Fair Game, God damn! I love when we have a plethora of media to work our way through. I, of course, read the book that this (and the Sly Stallone masterpiece Cobra) was based on, A Running Duck by Paula Gosling. It’s a dime store thriller that was only available to me by ordering it in large-print edition (for the visually impaired) from a Wisconsin library. If there was ever anything that made me question everything that BMT stands for, it’s imagining a little old lady in Wisconsin working her arthritic fingers to the bone trying to find the only copy of A Running Duck that exists in the MN/WI area. She probably thought some other near-blind little old lady in MN wanted a thrill ride for the ages, but nope. Just me. Anyway, the book is nothing really to write home about. A standard thriller and honestly a bit boring. Someone wants to kill a woman, a Vietnam vet-turned-cop troubled by his violent past is set to protect her, they bone, he kills the bad guy. The only interesting thing to talk about with it is the odd similarities that exist between a book like this and current bestsellers like Twilight and Fifty Shades of Grey. Throughout the book I was hit over the head with dominance/submission overtones. The male protagonist frets constantly over the safety of the female protagonist (who always seems to be defenseless and in a daze). Much like Twilight there is a powerful force out to get the female character and eventually the male character takes over her entire life to battle this force. There is a lot of talk of “doing as I say” and “learning to obey commands” with the idea that the female character will in the end be safer. And she of course realizes that this type of relationship is what she has been missing in her life and falls in love with him. You could have really replaced the characters in the book with Bella and Edward, and the assassin with a rival vampire and you would have basically had Twilight. Certainly interesting to think about.
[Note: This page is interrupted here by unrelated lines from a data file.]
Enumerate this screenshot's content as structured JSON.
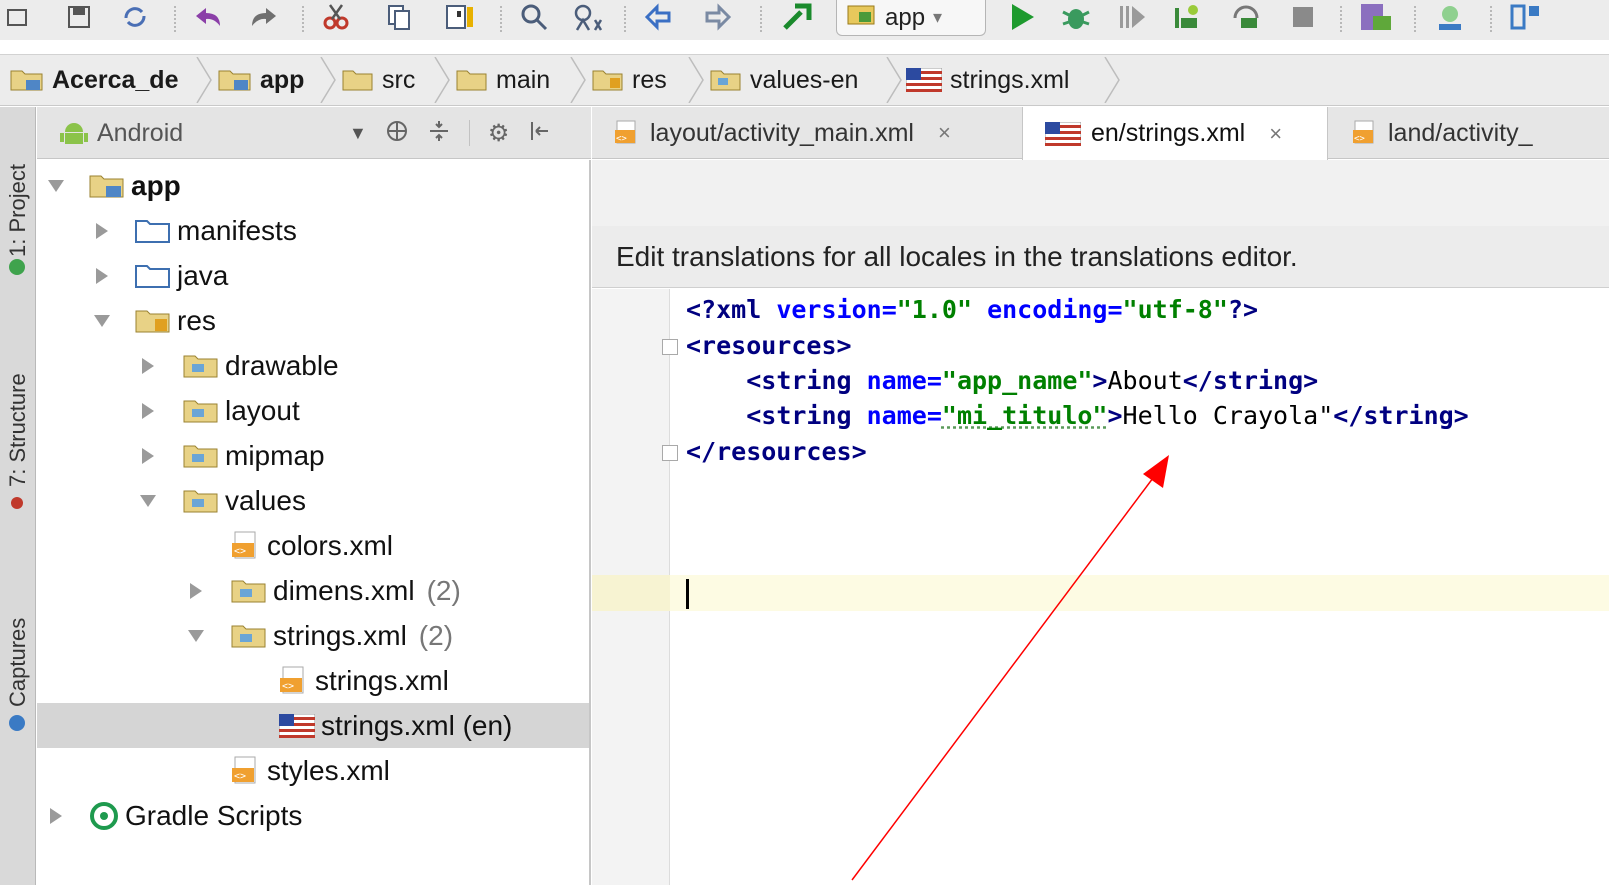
{
  "toolbar": {
    "run_config": "app",
    "icons": [
      "open-folder-icon",
      "save-icon",
      "sync-icon",
      "undo-icon",
      "redo-icon",
      "cut-icon",
      "copy-icon",
      "paste-icon",
      "search-icon",
      "replace-icon",
      "back-icon",
      "forward-icon",
      "build-icon",
      "run-config-icon",
      "run-icon",
      "debug-icon",
      "attach-debugger-icon",
      "apply-changes-icon",
      "profile-icon",
      "stop-icon",
      "avd-manager-icon",
      "sdk-manager-icon",
      "layout-inspector-icon"
    ]
  },
  "breadcrumb": [
    {
      "label": "Acerca_de",
      "icon": "module-folder-icon"
    },
    {
      "label": "app",
      "icon": "module-folder-icon"
    },
    {
      "label": "src",
      "icon": "folder-icon"
    },
    {
      "label": "main",
      "icon": "folder-icon"
    },
    {
      "label": "res",
      "icon": "resource-folder-icon"
    },
    {
      "label": "values-en",
      "icon": "resource-dir-icon"
    },
    {
      "label": "strings.xml",
      "icon": "us-flag-icon"
    }
  ],
  "side_tool_windows": [
    "1: Project",
    "7: Structure",
    "Captures"
  ],
  "project_panel": {
    "view_mode": "Android",
    "tree": [
      {
        "label": "app",
        "level": 0,
        "expanded": true,
        "bold": true
      },
      {
        "label": "manifests",
        "level": 1,
        "expanded": false
      },
      {
        "label": "java",
        "level": 1,
        "expanded": false
      },
      {
        "label": "res",
        "level": 1,
        "expanded": true
      },
      {
        "label": "drawable",
        "level": 2,
        "expanded": false
      },
      {
        "label": "layout",
        "level": 2,
        "expanded": false
      },
      {
        "label": "mipmap",
        "level": 2,
        "expanded": false
      },
      {
        "label": "values",
        "level": 2,
        "expanded": true
      },
      {
        "label": "colors.xml",
        "level": 3,
        "leaf": true
      },
      {
        "label": "dimens.xml",
        "count": "(2)",
        "level": 3,
        "expanded": false
      },
      {
        "label": "strings.xml",
        "count": "(2)",
        "level": 3,
        "expanded": true
      },
      {
        "label": "strings.xml",
        "level": 4,
        "leaf": true
      },
      {
        "label": "strings.xml (en)",
        "level": 4,
        "leaf": true,
        "selected": true,
        "flag": true
      },
      {
        "label": "styles.xml",
        "level": 3,
        "leaf": true
      },
      {
        "label": "Gradle Scripts",
        "level": 0,
        "expanded": false,
        "gradle": true
      }
    ]
  },
  "editor": {
    "tabs": [
      {
        "label": "layout/activity_main.xml",
        "close": "×",
        "active": false
      },
      {
        "label": "en/strings.xml",
        "close": "×",
        "active": true
      },
      {
        "label": "land/activity_",
        "close": "",
        "active": false
      }
    ],
    "notice": "Edit translations for all locales in the translations editor.",
    "lines": {
      "l1": {
        "pi_open": "<?",
        "xml": "xml",
        "a1": " version",
        "eq1": "=",
        "v1": "\"1.0\"",
        "a2": " encoding",
        "eq2": "=",
        "v2": "\"utf-8\"",
        "pi_close": "?>"
      },
      "l2": {
        "tag": "<resources>"
      },
      "l3": {
        "indent": "    ",
        "open": "<string",
        "attr": " name",
        "eq": "=",
        "val": "\"app_name\"",
        "gt": ">",
        "text": "About",
        "close": "</string>"
      },
      "l4": {
        "indent": "    ",
        "open": "<string",
        "attr": " name",
        "eq": "=",
        "val": "\"mi_titulo\"",
        "gt": ">",
        "text": "Hello Crayola\"",
        "close": "</string>"
      },
      "l5": {
        "tag": "</resources>"
      }
    }
  },
  "colors": {
    "annotation_arrow": "#ff0000",
    "selection": "#d5d5d5",
    "current_line": "#fdfbe3"
  }
}
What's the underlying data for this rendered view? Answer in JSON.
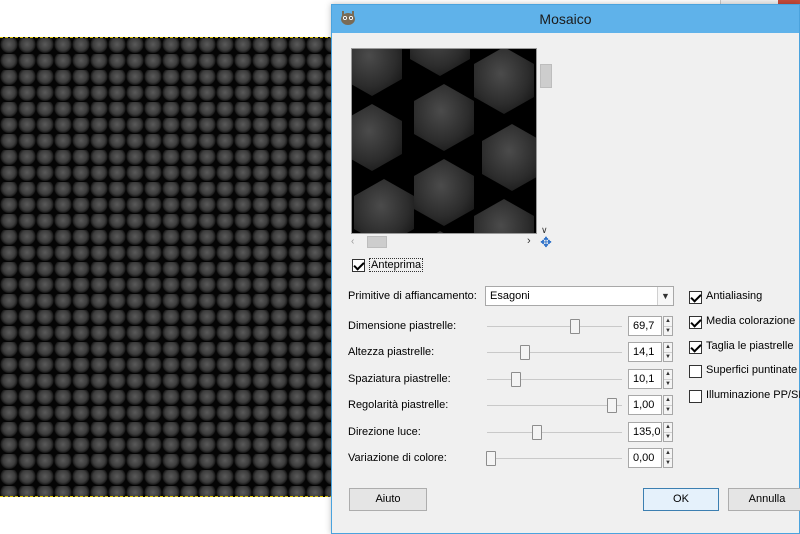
{
  "dialog": {
    "title": "Mosaico",
    "preview": {
      "checkbox_label": "Anteprima",
      "checked": true
    },
    "tiling_primitives": {
      "label": "Primitive di affiancamento:",
      "value": "Esagoni"
    },
    "params": [
      {
        "label": "Dimensione piastrelle:",
        "value": "69,7",
        "level": 0.67
      },
      {
        "label": "Altezza piastrelle:",
        "value": "14,1",
        "level": 0.27
      },
      {
        "label": "Spaziatura piastrelle:",
        "value": "10,1",
        "level": 0.2
      },
      {
        "label": "Regolarità piastrelle:",
        "value": "1,00",
        "level": 0.97
      },
      {
        "label": "Direzione luce:",
        "value": "135,0",
        "level": 0.37
      },
      {
        "label": "Variazione di colore:",
        "value": "0,00",
        "level": 0.0
      }
    ],
    "options": [
      {
        "label": "Antialiasing",
        "checked": true
      },
      {
        "label": "Media colorazione",
        "checked": true
      },
      {
        "label": "Taglia le piastrelle",
        "checked": true
      },
      {
        "label": "Superfici puntinate",
        "checked": false
      },
      {
        "label": "Illuminazione PP/SF",
        "checked": false
      }
    ],
    "buttons": {
      "help": "Aiuto",
      "ok": "OK",
      "cancel": "Annulla"
    }
  },
  "colors": {
    "titlebar": "#5fb2ea",
    "dialog_bg": "#f0f0f0",
    "canvas_dark": "#121212",
    "selection_marquee": "#d8c000"
  }
}
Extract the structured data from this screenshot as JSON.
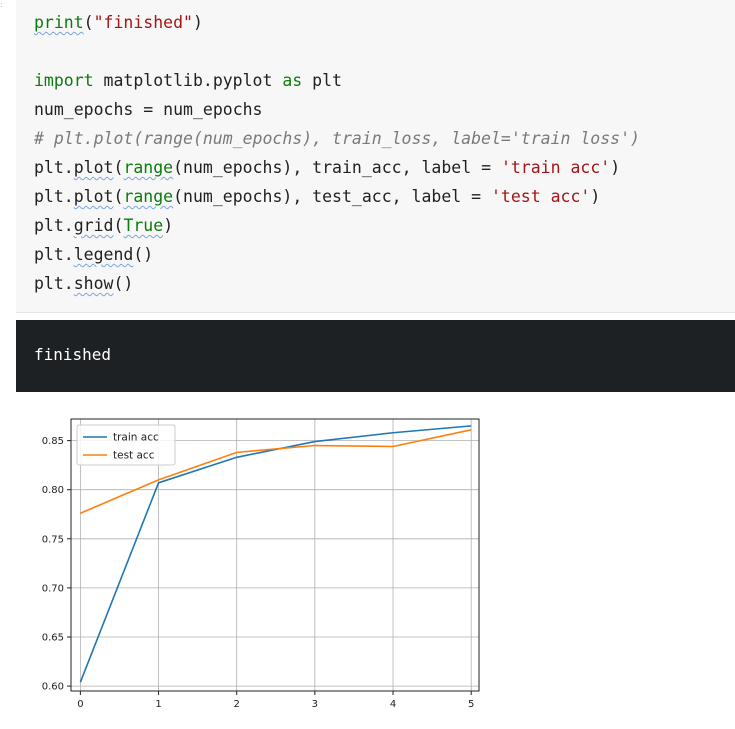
{
  "code": {
    "lines": [
      "print(\"finished\")",
      "",
      "import matplotlib.pyplot as plt",
      "num_epochs = num_epochs",
      "# plt.plot(range(num_epochs), train_loss, label='train loss')",
      "plt.plot(range(num_epochs), train_acc, label = 'train acc')",
      "plt.plot(range(num_epochs), test_acc, label = 'test acc')",
      "plt.grid(True)",
      "plt.legend()",
      "plt.show()"
    ]
  },
  "output": {
    "text": "finished"
  },
  "chart_data": {
    "type": "line",
    "x": [
      0,
      1,
      2,
      3,
      4,
      5
    ],
    "series": [
      {
        "name": "train acc",
        "color": "#1f77b4",
        "values": [
          0.604,
          0.807,
          0.833,
          0.849,
          0.858,
          0.865
        ]
      },
      {
        "name": "test acc",
        "color": "#ff7f0e",
        "values": [
          0.776,
          0.81,
          0.838,
          0.845,
          0.844,
          0.861
        ]
      }
    ],
    "xticks": [
      "0",
      "1",
      "2",
      "3",
      "4",
      "5"
    ],
    "yticks": [
      "0.60",
      "0.65",
      "0.70",
      "0.75",
      "0.80",
      "0.85"
    ],
    "ylim": [
      0.595,
      0.872
    ],
    "xlim": [
      -0.12,
      5.1
    ],
    "grid": true,
    "legend_loc": "upper-left"
  }
}
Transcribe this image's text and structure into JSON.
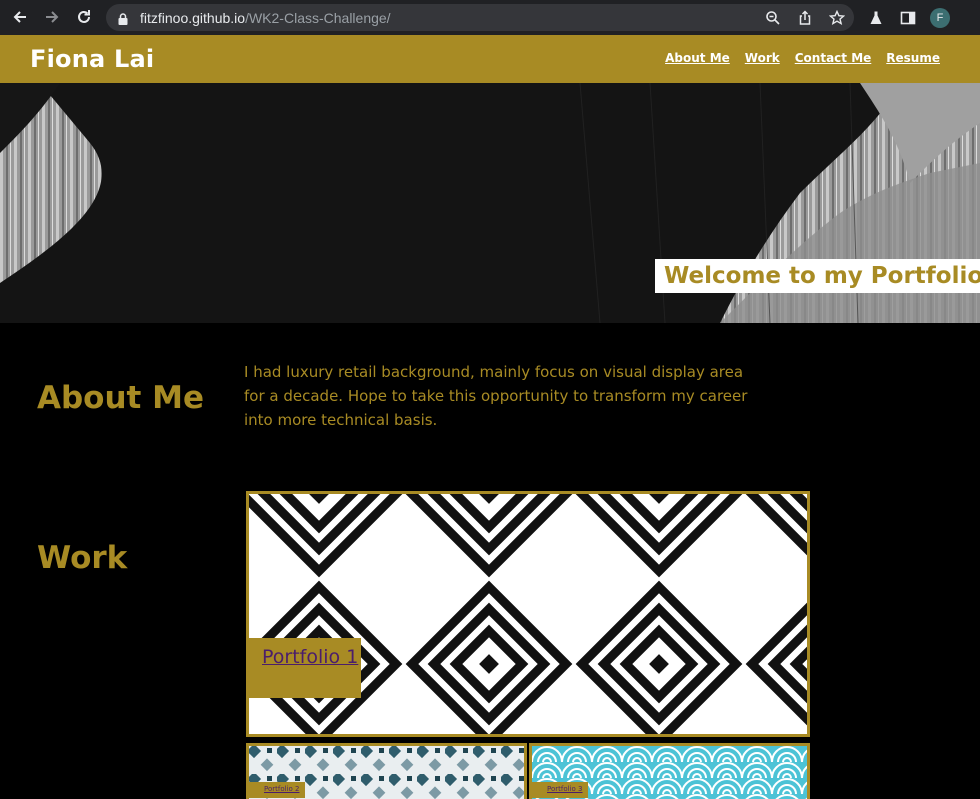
{
  "browser": {
    "url_host": "fitzfinoo.github.io",
    "url_path": "/WK2-Class-Challenge/",
    "profile_initial": "F",
    "icons": [
      "back-icon",
      "forward-icon",
      "reload-icon",
      "lock-icon",
      "zoom-icon",
      "share-icon",
      "bookmark-star-icon",
      "labs-flask-icon",
      "side-panel-icon"
    ]
  },
  "header": {
    "title": "Fiona Lai",
    "nav": [
      "About Me",
      "Work",
      "Contact Me",
      "Resume"
    ]
  },
  "hero": {
    "badge": "Welcome to my Portfolio!"
  },
  "about": {
    "heading": "About Me",
    "text": "I had luxury retail background, mainly focus on visual display area for a decade. Hope to take this opportunity to transform my career into more technical basis."
  },
  "work": {
    "heading": "Work",
    "portfolios": [
      {
        "label": "Portfolio 1"
      },
      {
        "label": "Portfolio 2"
      },
      {
        "label": "Portfolio 3"
      }
    ]
  },
  "colors": {
    "accent": "#a88b24",
    "background": "#000000",
    "link": "#4b1e6b"
  }
}
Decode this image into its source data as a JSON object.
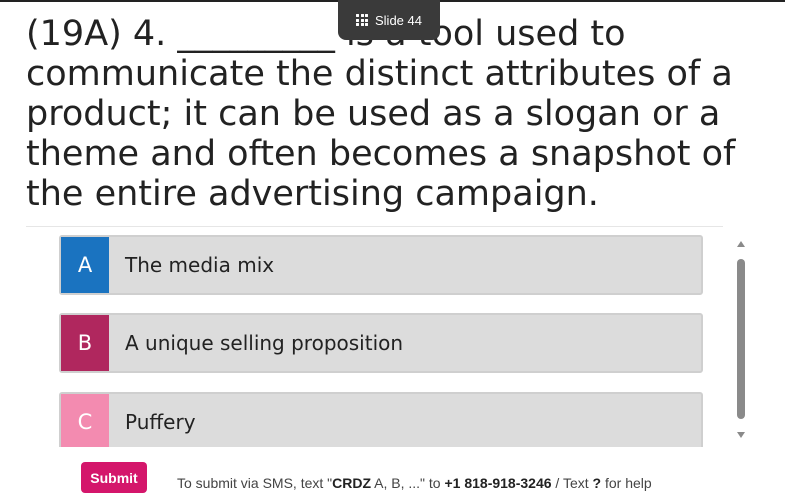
{
  "slide": {
    "label": "Slide 44",
    "icon": "grid-icon"
  },
  "question": {
    "text": "(19A) 4. _________ is a tool used to communicate the distinct attributes of a product; it can be used as a slogan or a theme and often becomes a snapshot of the entire advertising campaign."
  },
  "options": [
    {
      "letter": "A",
      "text": "The media mix",
      "color": "#1a73c0"
    },
    {
      "letter": "B",
      "text": "A unique selling proposition",
      "color": "#b0275e"
    },
    {
      "letter": "C",
      "text": "Puffery",
      "color": "#f38bb0"
    }
  ],
  "footer": {
    "submit_label": "Submit",
    "submit_color": "#d4166b",
    "sms_prefix": "To submit via SMS, text \"",
    "sms_code": "CRDZ",
    "sms_mid": " A, B, ...\" to ",
    "sms_number": "+1 818-918-3246",
    "sms_sep": " / Text ",
    "sms_help": "?",
    "sms_suffix": " for help"
  }
}
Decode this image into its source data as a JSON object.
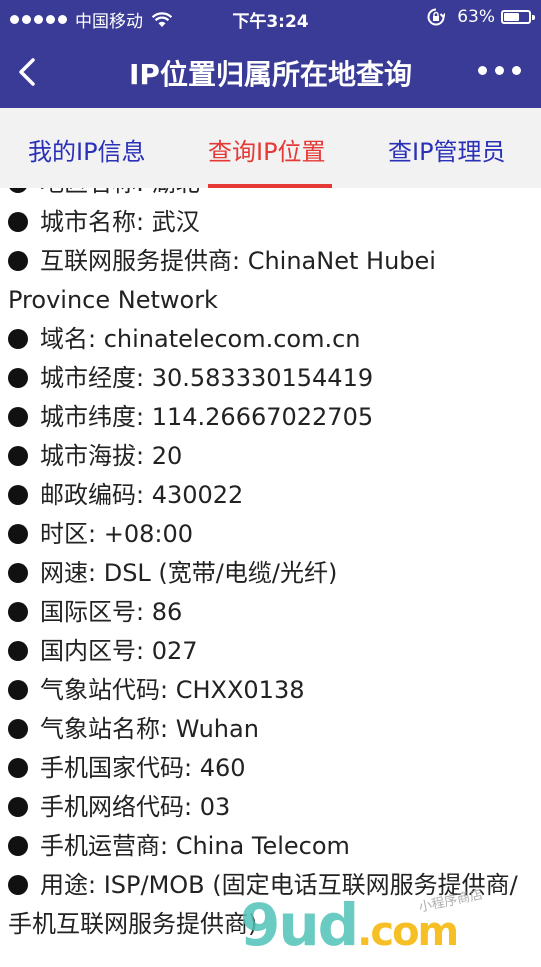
{
  "status_bar": {
    "carrier": "中国移动",
    "time": "下午3:24",
    "battery_percent": "63%",
    "battery_level": 0.63
  },
  "nav": {
    "title": "IP位置归属所在地查询"
  },
  "tabs": [
    {
      "label": "我的IP信息",
      "active": false
    },
    {
      "label": "查询IP位置",
      "active": true
    },
    {
      "label": "查IP管理员",
      "active": false
    }
  ],
  "info_items": [
    "地区名称: 湖北",
    "城市名称: 武汉",
    "互联网服务提供商: ChinaNet Hubei Province Network",
    "域名: chinatelecom.com.cn",
    "城市经度: 30.583330154419",
    "城市纬度: 114.26667022705",
    "城市海拔: 20",
    "邮政编码: 430022",
    "时区: +08:00",
    "网速: DSL (宽带/电缆/光纤)",
    "国际区号: 86",
    "国内区号: 027",
    "气象站代码: CHXX0138",
    "气象站名称: Wuhan",
    "手机国家代码: 460",
    "手机网络代码: 03",
    "手机运营商: China Telecom",
    "用途: ISP/MOB (固定电话互联网服务提供商/手机互联网服务提供商)"
  ],
  "watermark": {
    "logo_main": "9ud",
    "logo_suffix": ".com",
    "sub": "小程序商店"
  },
  "colors": {
    "header_bg": "#3a3b96",
    "tab_bg": "#f2f2f2",
    "tab_text": "#2a30b7",
    "tab_active": "#e53935"
  }
}
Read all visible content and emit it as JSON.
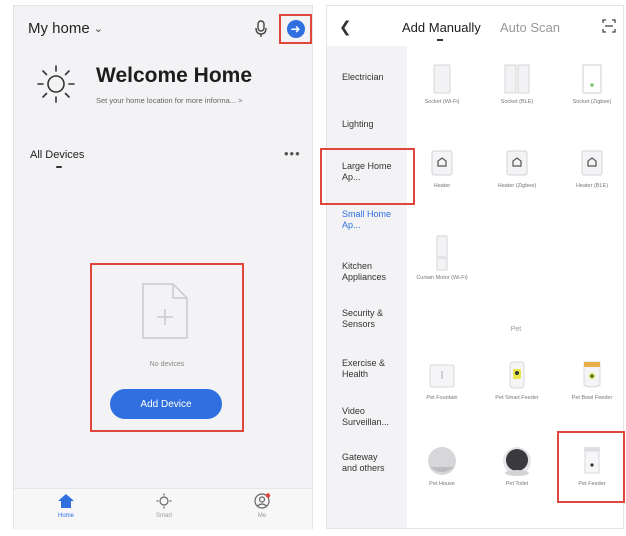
{
  "left": {
    "home_name": "My home",
    "welcome_title": "Welcome Home",
    "welcome_sub": "Set your home location for more informa...",
    "all_devices": "All Devices",
    "no_devices": "No devices",
    "add_device": "Add Device",
    "tabs": [
      {
        "label": "Home",
        "icon": "home-icon"
      },
      {
        "label": "Smart",
        "icon": "smart-icon"
      },
      {
        "label": "Me",
        "icon": "me-icon"
      }
    ]
  },
  "right": {
    "tab_manual": "Add Manually",
    "tab_auto": "Auto Scan",
    "categories": [
      "Electrician",
      "Lighting",
      "Large Home Ap...",
      "Small Home Ap...",
      "Kitchen Appliances",
      "Security & Sensors",
      "Exercise & Health",
      "Video Surveillan...",
      "Gateway and others"
    ],
    "selected_category": "Small Home Ap...",
    "devices": [
      {
        "label": "Socket (Wi-Fi)",
        "icon": "socket-icon"
      },
      {
        "label": "Socket (BLE)",
        "icon": "socket-icon"
      },
      {
        "label": "Socket (Zigbee)",
        "icon": "socket-icon"
      },
      {
        "label": "Heater",
        "icon": "heater-icon"
      },
      {
        "label": "Heater (Zigbee)",
        "icon": "heater-icon"
      },
      {
        "label": "Heater (BLE)",
        "icon": "heater-icon"
      },
      {
        "label": "Curtain Motor (Wi-Fi)",
        "icon": "curtain-icon"
      }
    ],
    "pet_heading": "Pet",
    "pet_devices": [
      {
        "label": "Pet Fountain",
        "icon": "fountain-icon"
      },
      {
        "label": "Pet Smart Feeder",
        "icon": "feeder-icon"
      },
      {
        "label": "Pet Bowl Feeder",
        "icon": "bowl-feeder-icon"
      },
      {
        "label": "Pet House",
        "icon": "pet-house-icon"
      },
      {
        "label": "Pet Toilet",
        "icon": "pet-toilet-icon"
      },
      {
        "label": "Pet Feeder",
        "icon": "pet-feeder-icon"
      }
    ],
    "selected_pet_device": "Pet Feeder"
  },
  "colors": {
    "accent": "#2f6fe0",
    "highlight": "#e0463b",
    "background": "#f3f3f5"
  }
}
As for the adaptation, to truly get a full picture of it I rewatched Cobra. This turned out to be a good thing because it helped realize that both adaptations are actually pretty good. They take key aspects of the plot of the book, but twist them in slightly different directions. They are neither too close or too far from the source material. In fact they are almost complements of each other, things that are changed in Cobra are often the same as in the book in Fair Game and vice versa. I think Cobra is the slightly better adaptation, because a lot of the changes for Fair Game were pretty silly and lame (the bad guys are now Russian hackers plotting a heist, random setting of Miami, Billy Baldwin is not a particularly good cop, etc.) while Cobra kept a lot of the cool shit. This by no means implies that Cobra or Fair Game are good films. They are not. They are both ridiculous.
Word up. Once again I’m going to go with the Settings 101 game that I love so much. Right away in Fair Game we get a clear idea of the city and state that we are dealing with. That’s because whenever there are cops involved in a film you can’t just make up a police department. Billy Baldwin has to be from the Miami PD. Perfecto. What takes this up to the B grade is the fact that the bad guys spend most of their time (life?) on La Tortuga, a boat that located off the coast of Miami. How do we know where it is? Because the film continually shows a map depicting exactly where in the ocean they are floating. Wonderful. Of course, Miami itself doesn’t really get to shine all that much in the end, so it can’t really make it up to A-level. In fact I honestly can’t really think of famous Miami landmarks. Are there any? I guess they would have had to set up a sting at a Marlins game or something (a la Abduction). Anyway, just for kicks we can also give Cobra a C+ or B-. It also clearly takes place in Los Angeles with the LAPD… but that’s all it really has. Kind of the bare minimum with a clear setting without resorting to license plates.
‘Ello everyone! Fair Game?! More like Fairly Lame! Kind of true. This was a weird one, let’s get into it:
- The Good – The movie was pretty much composed of non-stop adrenaline-fueled in-your-face action, if that’s your thing. The actions scenes were also often quite impressive from a technical perspective (even if they were often ludicrous). The movie is more of a movie than I expected, but …
- The Bad – The movie still felt like it was barely theatrical released. Basically Billy Baldwin was all that stood in the way of this being Firestorm starring Howie Long, and it was about two levels below the other A Running Duck adaptation Cobra in quality. Cindy Crawford was genuinely terrible and there is no excuse really. Selma Hayek’s character makes no sense.
- The BMT – Yes. More so that Firestorm. 40-50 I think. Quality stuff, but again, not as much of a “real movie”™ as one would hope. Would I watch it again? Yeah, maybe. I could imagine it fitting in quite well with a Seagal / Van Damme / Baldwin trilogy bonanza. Like … On Deadly Ground / Timecop / Fair Game would make you question everything you’ve done with your life.
I’m going to keep this a bit short, so let’s think of a quick game. I’m feeling Sequel / Prequel / Remake and especially a sequel. Imagine an older Billy Baldwin and older Cindy Crawford running around like idiots pretending like any of this still makes sense? It would be truly glorious. I would even still make the bad guys Russian and the theme of the movie would still be heavily focused on the neo-Luddite ideals of technology allowing criminals to control the world. I would call it Fair Shake and could make it on a dime Netflix.